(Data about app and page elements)
-.-.-

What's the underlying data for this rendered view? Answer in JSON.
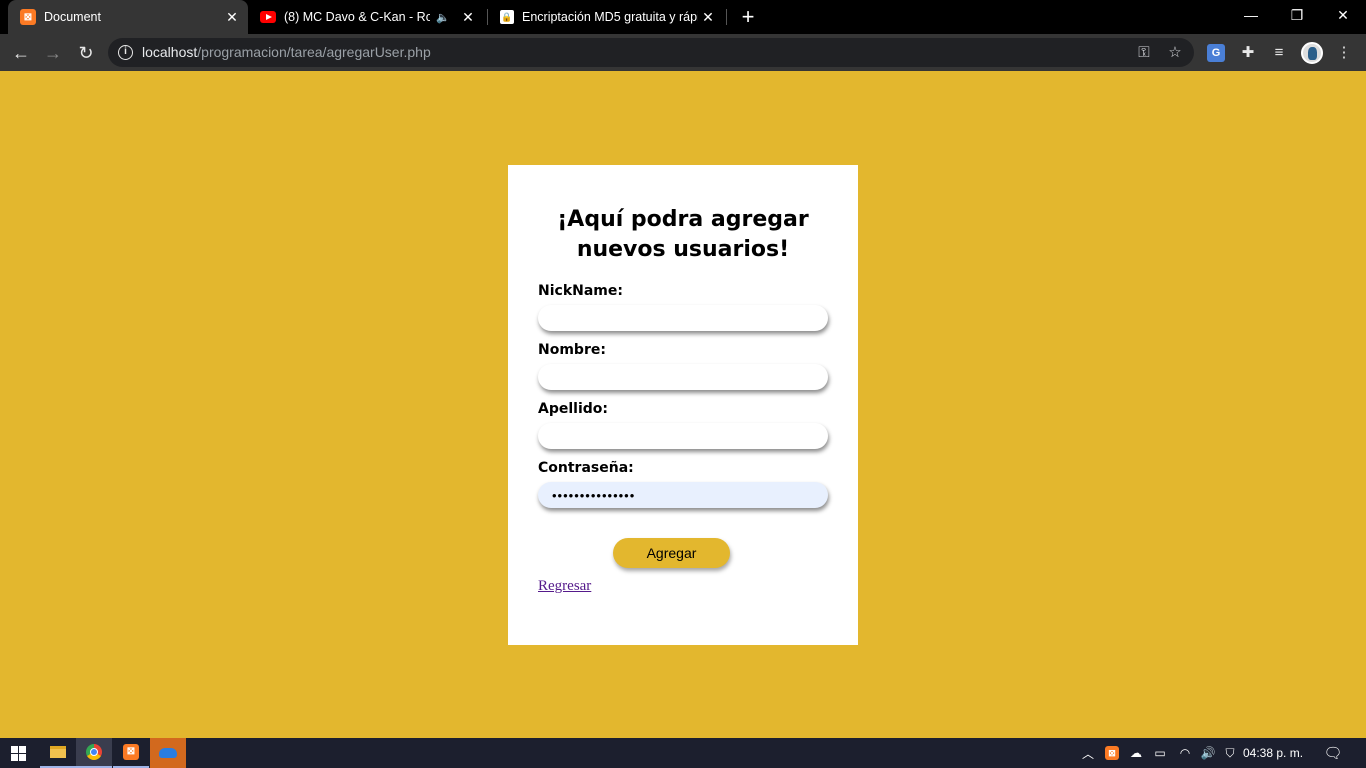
{
  "browser": {
    "tabs": [
      {
        "title": "Document",
        "favicon": "xampp-icon",
        "active": true
      },
      {
        "title": "(8) MC Davo & C-Kan - Roun",
        "favicon": "youtube-icon",
        "active": false,
        "audio": true
      },
      {
        "title": "Encriptación MD5 gratuita y rápi",
        "favicon": "lock-icon",
        "active": false
      }
    ],
    "url_host": "localhost",
    "url_path": "/programacion/tarea/agregarUser.php"
  },
  "page": {
    "heading": "¡Aquí podra agregar nuevos usuarios!",
    "fields": {
      "nickname_label": "NickName:",
      "nickname_value": "",
      "nombre_label": "Nombre:",
      "nombre_value": "",
      "apellido_label": "Apellido:",
      "apellido_value": "",
      "password_label": "Contraseña:",
      "password_value": "•••••••••••••••"
    },
    "submit_label": "Agregar",
    "back_link": "Regresar",
    "colors": {
      "background": "#e3b72e",
      "card": "#ffffff",
      "button": "#e3b72e",
      "autofill": "#e8f0fe",
      "link": "#551a8b"
    }
  },
  "taskbar": {
    "clock": "04:38 p. m."
  }
}
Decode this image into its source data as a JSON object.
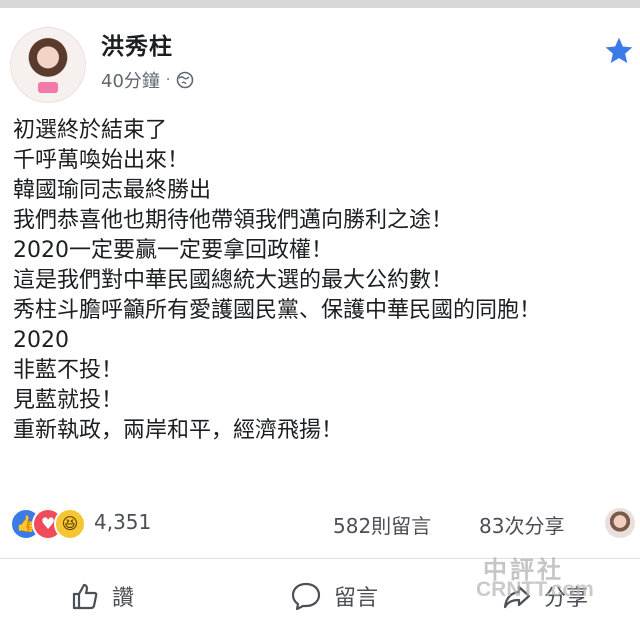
{
  "post": {
    "author": "洪秀柱",
    "timestamp": "40分鐘",
    "privacy_icon": "globe-icon",
    "star_icon": "star-icon",
    "star_color": "#3b7be8",
    "lines": [
      "初選終於結束了",
      "千呼萬喚始出來！",
      "韓國瑜同志最終勝出",
      "我們恭喜他也期待他帶領我們邁向勝利之途！",
      "2020一定要贏一定要拿回政權！",
      "這是我們對中華民國總統大選的最大公約數！",
      "秀柱斗膽呼籲所有愛護國民黨、保護中華民國的同胞！",
      "2020",
      "非藍不投！",
      "見藍就投！",
      "重新執政，兩岸和平，經濟飛揚！"
    ]
  },
  "stats": {
    "reaction_count": "4,351",
    "comments": "582則留言",
    "shares": "83次分享",
    "reaction_icons": [
      "like-reaction-icon",
      "love-reaction-icon",
      "haha-reaction-icon"
    ]
  },
  "actions": {
    "like_label": "讚",
    "comment_label": "留言",
    "share_label": "分享"
  },
  "watermark": {
    "line1": "中評社",
    "line2": "CRNTT.com"
  }
}
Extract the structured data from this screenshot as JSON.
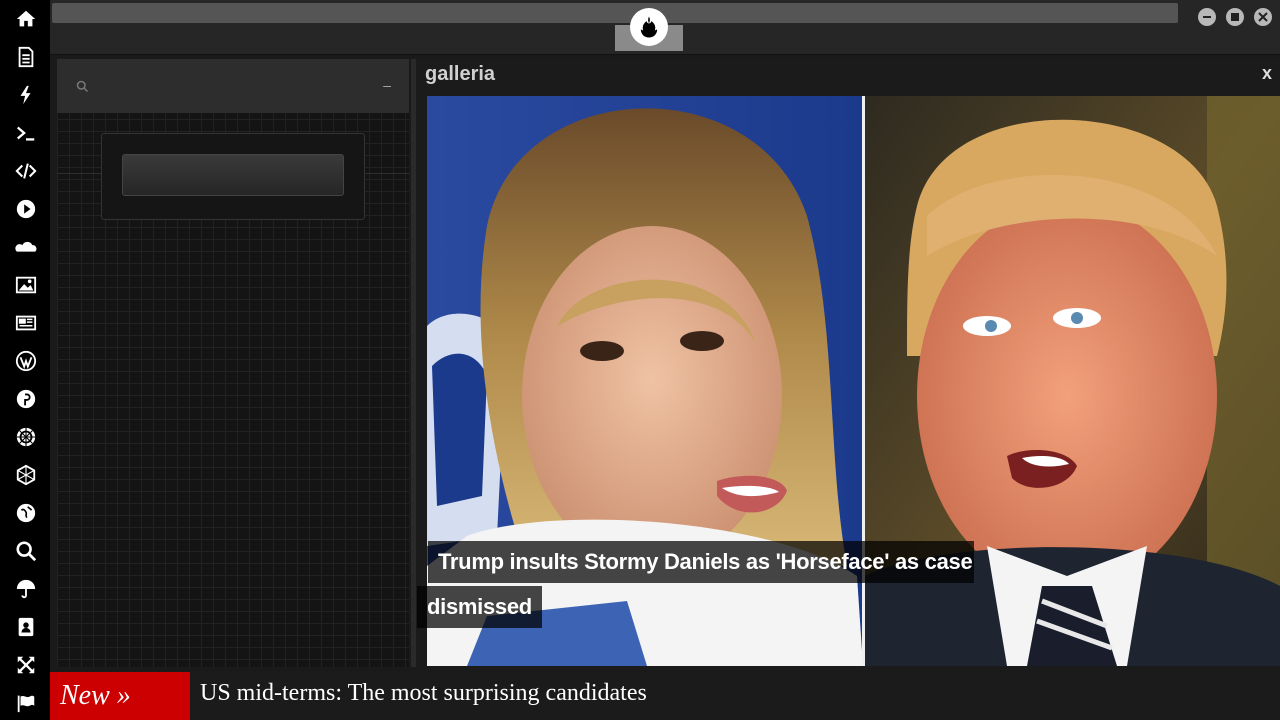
{
  "panel": {
    "title": "galleria",
    "close_label": "x",
    "minimize_label": "–"
  },
  "gallery": {
    "caption_line1": "Trump insults Stormy Daniels as 'Horseface' as case",
    "caption_line2": "dismissed"
  },
  "ticker": {
    "badge": "New »",
    "headline": "US mid-terms: The most surprising candidates"
  },
  "colors": {
    "ticker_badge": "#cc0000",
    "rail": "#000000",
    "panel_bg": "#1b1b1b"
  },
  "rail_icons": [
    "home-icon",
    "document-icon",
    "bolt-icon",
    "terminal-icon",
    "code-icon",
    "play-icon",
    "cloud-icon",
    "image-icon",
    "newspaper-icon",
    "wordpress-icon",
    "pinterest-icon",
    "galactic-empire-icon",
    "jedi-order-icon",
    "globe-icon",
    "search-icon",
    "umbrella-icon",
    "contacts-icon",
    "expand-icon",
    "flag-icon"
  ]
}
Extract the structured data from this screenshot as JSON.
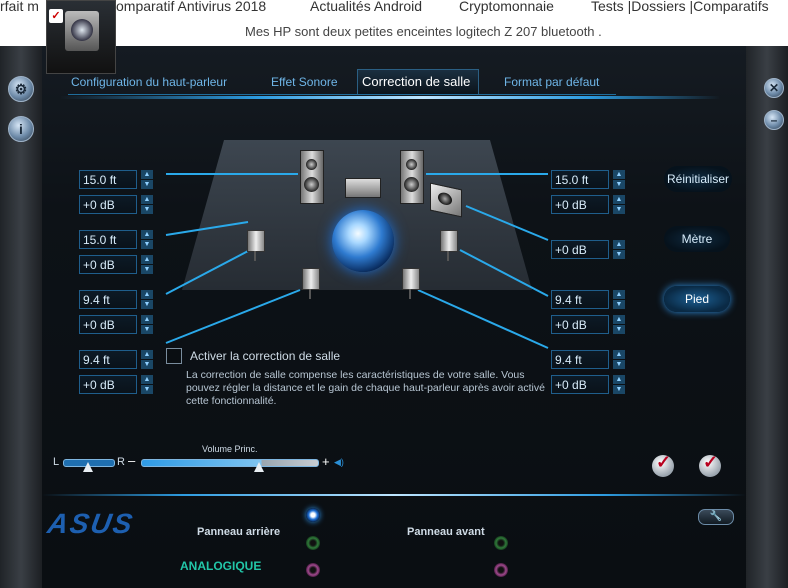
{
  "web": {
    "nav": [
      "rfait m",
      "omparatif Antivirus 2018",
      "Actualités Android",
      "Cryptomonnaie",
      "Tests |Dossiers |Comparatifs"
    ],
    "post_text": "Mes HP sont deux petites enceintes logitech Z 207 bluetooth ."
  },
  "tabs": [
    {
      "label": "Configuration du haut-parleur",
      "active": false
    },
    {
      "label": "Effet Sonore",
      "active": false
    },
    {
      "label": "Correction de salle",
      "active": true
    },
    {
      "label": "Format par défaut",
      "active": false
    }
  ],
  "left_fields": [
    {
      "distance": "15.0 ft",
      "gain": "+0 dB"
    },
    {
      "distance": "15.0 ft",
      "gain": "+0 dB"
    },
    {
      "distance": "9.4 ft",
      "gain": "+0 dB"
    },
    {
      "distance": "9.4 ft",
      "gain": "+0 dB"
    }
  ],
  "right_fields": {
    "r1_distance": "15.0 ft",
    "r1_gain": "+0 dB",
    "r2_gain": "+0 dB",
    "r3_distance": "9.4 ft",
    "r3_gain": "+0 dB",
    "r4_distance": "9.4 ft",
    "r4_gain": "+0 dB"
  },
  "room_correction": {
    "checkbox_label": "Activer la correction de salle",
    "checked": false,
    "description": "La correction de salle compense les caractéristiques de votre salle. Vous pouvez régler la distance et le gain de chaque haut-parleur après avoir activé cette fonctionnalité."
  },
  "side_buttons": {
    "reset": "Réinitialiser",
    "meter": "Mètre",
    "feet": "Pied",
    "active": "feet"
  },
  "volume": {
    "label": "Volume Princ.",
    "left": "L",
    "right": "R",
    "minus": "–",
    "plus": "+",
    "level": 0.67,
    "balance": 0.5
  },
  "footer": {
    "brand": "ASUS",
    "rear_panel": "Panneau arrière",
    "front_panel": "Panneau avant",
    "analog": "ANALOGIQUE"
  },
  "colors": {
    "accent": "#2d9be0",
    "brand": "#1d5fb0",
    "analog": "#22c6a8",
    "active_button": "#1c5f93"
  },
  "icons": {
    "rail_top": "gear-icon",
    "rail_info": "info-icon",
    "close": "close-icon",
    "minimize": "minimize-icon",
    "wrench": "wrench-icon"
  }
}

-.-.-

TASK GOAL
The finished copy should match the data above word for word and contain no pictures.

RESULT OF THE EXERCISE
What's the underlying data for this rendered view? Answer in JSON.
{
  "browser": {
    "tabs": [
      {
        "title": "Document",
        "favicon": "xampp-icon",
        "active": true
      },
      {
        "title": "(8) MC Davo & C-Kan - Roun",
        "favicon": "youtube-icon",
        "active": false,
        "audio": true
      },
      {
        "title": "Encriptación MD5 gratuita y rápi",
        "favicon": "lock-icon",
        "active": false
      }
    ],
    "url_host": "localhost",
    "url_path": "/programacion/tarea/agregarUser.php"
  },
  "page": {
    "heading": "¡Aquí podra agregar nuevos usuarios!",
    "fields": {
      "nickname_label": "NickName:",
      "nickname_value": "",
      "nombre_label": "Nombre:",
      "nombre_value": "",
      "apellido_label": "Apellido:",
      "apellido_value": "",
      "password_label": "Contraseña:",
      "password_value": "•••••••••••••••"
    },
    "submit_label": "Agregar",
    "back_link": "Regresar",
    "colors": {
      "background": "#e3b72e",
      "card": "#ffffff",
      "button": "#e3b72e",
      "autofill": "#e8f0fe",
      "link": "#551a8b"
    }
  },
  "taskbar": {
    "clock": "04:38 p. m."
  }
}
Decode this image into its source data as a JSON object.
{
  "post": {
    "author": "洪秀柱",
    "timestamp": "40分鐘",
    "privacy_icon": "globe-icon",
    "star_icon": "star-icon",
    "star_color": "#3b7be8",
    "lines": [
      "初選終於結束了",
      "千呼萬喚始出來！",
      "韓國瑜同志最終勝出",
      "我們恭喜他也期待他帶領我們邁向勝利之途！",
      "2020一定要贏一定要拿回政權！",
      "這是我們對中華民國總統大選的最大公約數！",
      "秀柱斗膽呼籲所有愛護國民黨、保護中華民國的同胞！",
      "2020",
      "非藍不投！",
      "見藍就投！",
      "重新執政，兩岸和平，經濟飛揚！"
    ]
  },
  "stats": {
    "reaction_count": "4,351",
    "comments": "582則留言",
    "shares": "83次分享",
    "reaction_icons": [
      "like-reaction-icon",
      "love-reaction-icon",
      "haha-reaction-icon"
    ]
  },
  "actions": {
    "like_label": "讚",
    "comment_label": "留言",
    "share_label": "分享"
  },
  "watermark": {
    "line1": "中評社",
    "line2": "CRNTT.com"
  }
}
Extract the structured data from this screenshot as JSON.
{
  "panel": {
    "title": "galleria",
    "close_label": "x",
    "minimize_label": "–"
  },
  "gallery": {
    "caption_line1": "Trump insults Stormy Daniels as 'Horseface' as case",
    "caption_line2": "dismissed"
  },
  "ticker": {
    "badge": "New »",
    "headline": "US mid-terms: The most surprising candidates"
  },
  "colors": {
    "ticker_badge": "#cc0000",
    "rail": "#000000",
    "panel_bg": "#1b1b1b"
  },
  "rail_icons": [
    "home-icon",
    "document-icon",
    "bolt-icon",
    "terminal-icon",
    "code-icon",
    "play-icon",
    "cloud-icon",
    "image-icon",
    "newspaper-icon",
    "wordpress-icon",
    "pinterest-icon",
    "galactic-empire-icon",
    "jedi-order-icon",
    "globe-icon",
    "search-icon",
    "umbrella-icon",
    "contacts-icon",
    "expand-icon",
    "flag-icon"
  ]
}
Extract the structured data from this screenshot as JSON.
{
  "web": {
    "nav": [
      "rfait m",
      "omparatif Antivirus 2018",
      "Actualités Android",
      "Cryptomonnaie",
      "Tests |Dossiers |Comparatifs"
    ],
    "post_text": "Mes HP sont deux petites enceintes logitech Z 207 bluetooth ."
  },
  "tabs": [
    {
      "label": "Configuration du haut-parleur",
      "active": false
    },
    {
      "label": "Effet Sonore",
      "active": false
    },
    {
      "label": "Correction de salle",
      "active": true
    },
    {
      "label": "Format par défaut",
      "active": false
    }
  ],
  "left_fields": [
    {
      "distance": "15.0 ft",
      "gain": "+0 dB"
    },
    {
      "distance": "15.0 ft",
      "gain": "+0 dB"
    },
    {
      "distance": "9.4 ft",
      "gain": "+0 dB"
    },
    {
      "distance": "9.4 ft",
      "gain": "+0 dB"
    }
  ],
  "right_fields": {
    "r1_distance": "15.0 ft",
    "r1_gain": "+0 dB",
    "r2_gain": "+0 dB",
    "r3_distance": "9.4 ft",
    "r3_gain": "+0 dB",
    "r4_distance": "9.4 ft",
    "r4_gain": "+0 dB"
  },
  "room_correction": {
    "checkbox_label": "Activer la correction de salle",
    "checked": false,
    "description": "La correction de salle compense les caractéristiques de votre salle. Vous pouvez régler la distance et le gain de chaque haut-parleur après avoir activé cette fonctionnalité."
  },
  "side_buttons": {
    "reset": "Réinitialiser",
    "meter": "Mètre",
    "feet": "Pied",
    "active": "feet"
  },
  "volume": {
    "label": "Volume Princ.",
    "left": "L",
    "right": "R",
    "minus": "–",
    "plus": "+",
    "level": 0.67,
    "balance": 0.5
  },
  "footer": {
    "brand": "ASUS",
    "rear_panel": "Panneau arrière",
    "front_panel": "Panneau avant",
    "analog": "ANALOGIQUE"
  },
  "colors": {
    "accent": "#2d9be0",
    "brand": "#1d5fb0",
    "analog": "#22c6a8",
    "active_button": "#1c5f93"
  },
  "icons": {
    "rail_top": "gear-icon",
    "rail_info": "info-icon",
    "close": "close-icon",
    "minimize": "minimize-icon",
    "wrench": "wrench-icon"
  }
}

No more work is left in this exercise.